In the records, find each line where "JSON" occurs, and copy it.
BEGIN EXCERPTED RECORDS
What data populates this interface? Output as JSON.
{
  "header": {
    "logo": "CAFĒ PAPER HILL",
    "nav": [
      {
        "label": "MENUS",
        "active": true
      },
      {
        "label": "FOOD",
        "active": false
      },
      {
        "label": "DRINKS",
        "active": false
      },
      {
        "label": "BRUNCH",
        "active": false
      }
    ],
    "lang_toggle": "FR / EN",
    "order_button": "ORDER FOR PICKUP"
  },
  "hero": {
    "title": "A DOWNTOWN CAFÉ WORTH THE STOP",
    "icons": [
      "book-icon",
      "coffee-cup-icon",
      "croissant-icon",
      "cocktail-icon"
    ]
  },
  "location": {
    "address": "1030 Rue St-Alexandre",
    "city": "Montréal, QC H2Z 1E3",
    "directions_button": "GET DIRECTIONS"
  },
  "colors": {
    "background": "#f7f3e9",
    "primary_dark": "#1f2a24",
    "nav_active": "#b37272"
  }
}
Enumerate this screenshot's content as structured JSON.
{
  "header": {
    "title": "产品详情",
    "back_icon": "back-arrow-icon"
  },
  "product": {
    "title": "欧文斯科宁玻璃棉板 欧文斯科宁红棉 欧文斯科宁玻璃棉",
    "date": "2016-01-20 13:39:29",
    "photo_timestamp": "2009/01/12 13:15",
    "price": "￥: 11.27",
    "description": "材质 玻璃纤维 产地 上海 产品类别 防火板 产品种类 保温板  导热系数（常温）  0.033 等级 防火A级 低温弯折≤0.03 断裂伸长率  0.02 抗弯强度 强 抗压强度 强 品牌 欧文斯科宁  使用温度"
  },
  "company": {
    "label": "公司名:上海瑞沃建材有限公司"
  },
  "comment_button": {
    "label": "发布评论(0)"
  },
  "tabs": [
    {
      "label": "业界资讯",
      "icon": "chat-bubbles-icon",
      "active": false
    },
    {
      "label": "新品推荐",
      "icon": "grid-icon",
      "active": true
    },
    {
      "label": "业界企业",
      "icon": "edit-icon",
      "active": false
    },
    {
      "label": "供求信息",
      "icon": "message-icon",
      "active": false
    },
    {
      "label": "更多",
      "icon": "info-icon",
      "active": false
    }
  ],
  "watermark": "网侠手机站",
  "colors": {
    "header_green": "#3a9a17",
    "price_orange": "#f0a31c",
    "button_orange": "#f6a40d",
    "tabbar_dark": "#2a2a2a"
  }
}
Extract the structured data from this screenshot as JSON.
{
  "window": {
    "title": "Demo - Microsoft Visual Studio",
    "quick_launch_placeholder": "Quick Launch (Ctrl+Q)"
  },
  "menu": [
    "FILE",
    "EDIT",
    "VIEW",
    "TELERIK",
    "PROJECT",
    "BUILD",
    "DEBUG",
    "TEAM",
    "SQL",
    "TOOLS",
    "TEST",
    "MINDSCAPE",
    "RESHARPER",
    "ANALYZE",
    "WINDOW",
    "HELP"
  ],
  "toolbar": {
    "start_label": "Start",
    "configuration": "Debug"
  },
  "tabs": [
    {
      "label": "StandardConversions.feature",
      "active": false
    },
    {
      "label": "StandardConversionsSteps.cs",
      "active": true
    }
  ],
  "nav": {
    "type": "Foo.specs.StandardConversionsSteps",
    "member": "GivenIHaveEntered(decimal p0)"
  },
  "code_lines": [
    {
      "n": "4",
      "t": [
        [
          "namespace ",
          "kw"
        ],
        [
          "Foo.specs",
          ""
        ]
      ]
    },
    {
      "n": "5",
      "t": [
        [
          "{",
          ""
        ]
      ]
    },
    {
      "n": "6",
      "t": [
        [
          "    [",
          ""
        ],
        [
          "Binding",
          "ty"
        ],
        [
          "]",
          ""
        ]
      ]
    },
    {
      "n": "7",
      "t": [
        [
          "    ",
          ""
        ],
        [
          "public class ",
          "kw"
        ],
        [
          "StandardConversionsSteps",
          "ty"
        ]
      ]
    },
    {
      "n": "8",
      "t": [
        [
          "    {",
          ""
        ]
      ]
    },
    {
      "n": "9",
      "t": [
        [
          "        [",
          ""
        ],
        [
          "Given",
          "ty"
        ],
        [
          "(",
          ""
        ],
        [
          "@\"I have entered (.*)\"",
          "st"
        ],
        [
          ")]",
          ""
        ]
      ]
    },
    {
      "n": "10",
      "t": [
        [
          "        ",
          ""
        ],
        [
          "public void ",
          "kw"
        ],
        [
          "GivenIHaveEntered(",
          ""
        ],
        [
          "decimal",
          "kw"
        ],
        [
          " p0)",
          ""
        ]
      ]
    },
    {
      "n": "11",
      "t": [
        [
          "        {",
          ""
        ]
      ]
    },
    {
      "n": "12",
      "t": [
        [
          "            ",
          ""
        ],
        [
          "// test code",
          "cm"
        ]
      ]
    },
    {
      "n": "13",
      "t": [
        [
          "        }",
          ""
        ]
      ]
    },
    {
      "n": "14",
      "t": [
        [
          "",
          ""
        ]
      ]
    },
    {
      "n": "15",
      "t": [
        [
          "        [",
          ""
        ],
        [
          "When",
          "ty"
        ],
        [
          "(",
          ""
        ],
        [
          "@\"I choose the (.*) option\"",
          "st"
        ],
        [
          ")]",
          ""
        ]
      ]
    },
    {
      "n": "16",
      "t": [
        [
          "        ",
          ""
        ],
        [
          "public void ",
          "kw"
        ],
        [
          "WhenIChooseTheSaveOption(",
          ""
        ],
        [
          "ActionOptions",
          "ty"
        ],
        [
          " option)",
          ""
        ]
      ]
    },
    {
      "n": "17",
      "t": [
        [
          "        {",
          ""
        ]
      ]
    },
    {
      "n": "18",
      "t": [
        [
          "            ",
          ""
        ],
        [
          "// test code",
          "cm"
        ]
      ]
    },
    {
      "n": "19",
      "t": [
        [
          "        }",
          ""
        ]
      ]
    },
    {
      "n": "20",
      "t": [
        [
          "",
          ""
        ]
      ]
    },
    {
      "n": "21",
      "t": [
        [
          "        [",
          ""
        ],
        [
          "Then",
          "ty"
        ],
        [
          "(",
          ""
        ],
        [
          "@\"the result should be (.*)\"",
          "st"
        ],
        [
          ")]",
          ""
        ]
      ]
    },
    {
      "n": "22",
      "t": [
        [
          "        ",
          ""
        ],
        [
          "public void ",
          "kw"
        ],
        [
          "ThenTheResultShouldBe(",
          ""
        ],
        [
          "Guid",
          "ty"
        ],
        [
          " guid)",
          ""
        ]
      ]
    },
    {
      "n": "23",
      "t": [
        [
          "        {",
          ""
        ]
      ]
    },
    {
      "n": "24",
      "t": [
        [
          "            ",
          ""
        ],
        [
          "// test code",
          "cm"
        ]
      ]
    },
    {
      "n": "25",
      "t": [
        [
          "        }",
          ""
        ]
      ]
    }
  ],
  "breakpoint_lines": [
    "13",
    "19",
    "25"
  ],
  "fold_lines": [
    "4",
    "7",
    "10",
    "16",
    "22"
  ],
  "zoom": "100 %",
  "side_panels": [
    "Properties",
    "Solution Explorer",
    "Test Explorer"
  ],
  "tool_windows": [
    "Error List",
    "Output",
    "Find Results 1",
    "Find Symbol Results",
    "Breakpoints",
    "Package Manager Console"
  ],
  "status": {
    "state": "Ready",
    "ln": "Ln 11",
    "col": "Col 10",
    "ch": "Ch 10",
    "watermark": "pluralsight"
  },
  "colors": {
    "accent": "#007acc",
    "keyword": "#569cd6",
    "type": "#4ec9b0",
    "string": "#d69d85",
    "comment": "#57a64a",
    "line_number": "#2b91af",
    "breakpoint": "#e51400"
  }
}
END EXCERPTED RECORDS
# REPLY TO THE TASK:
What data populates this interface? Output as JSON.
Enumerate this screenshot's content as structured JSON.
Extract the structured data from this screenshot as JSON.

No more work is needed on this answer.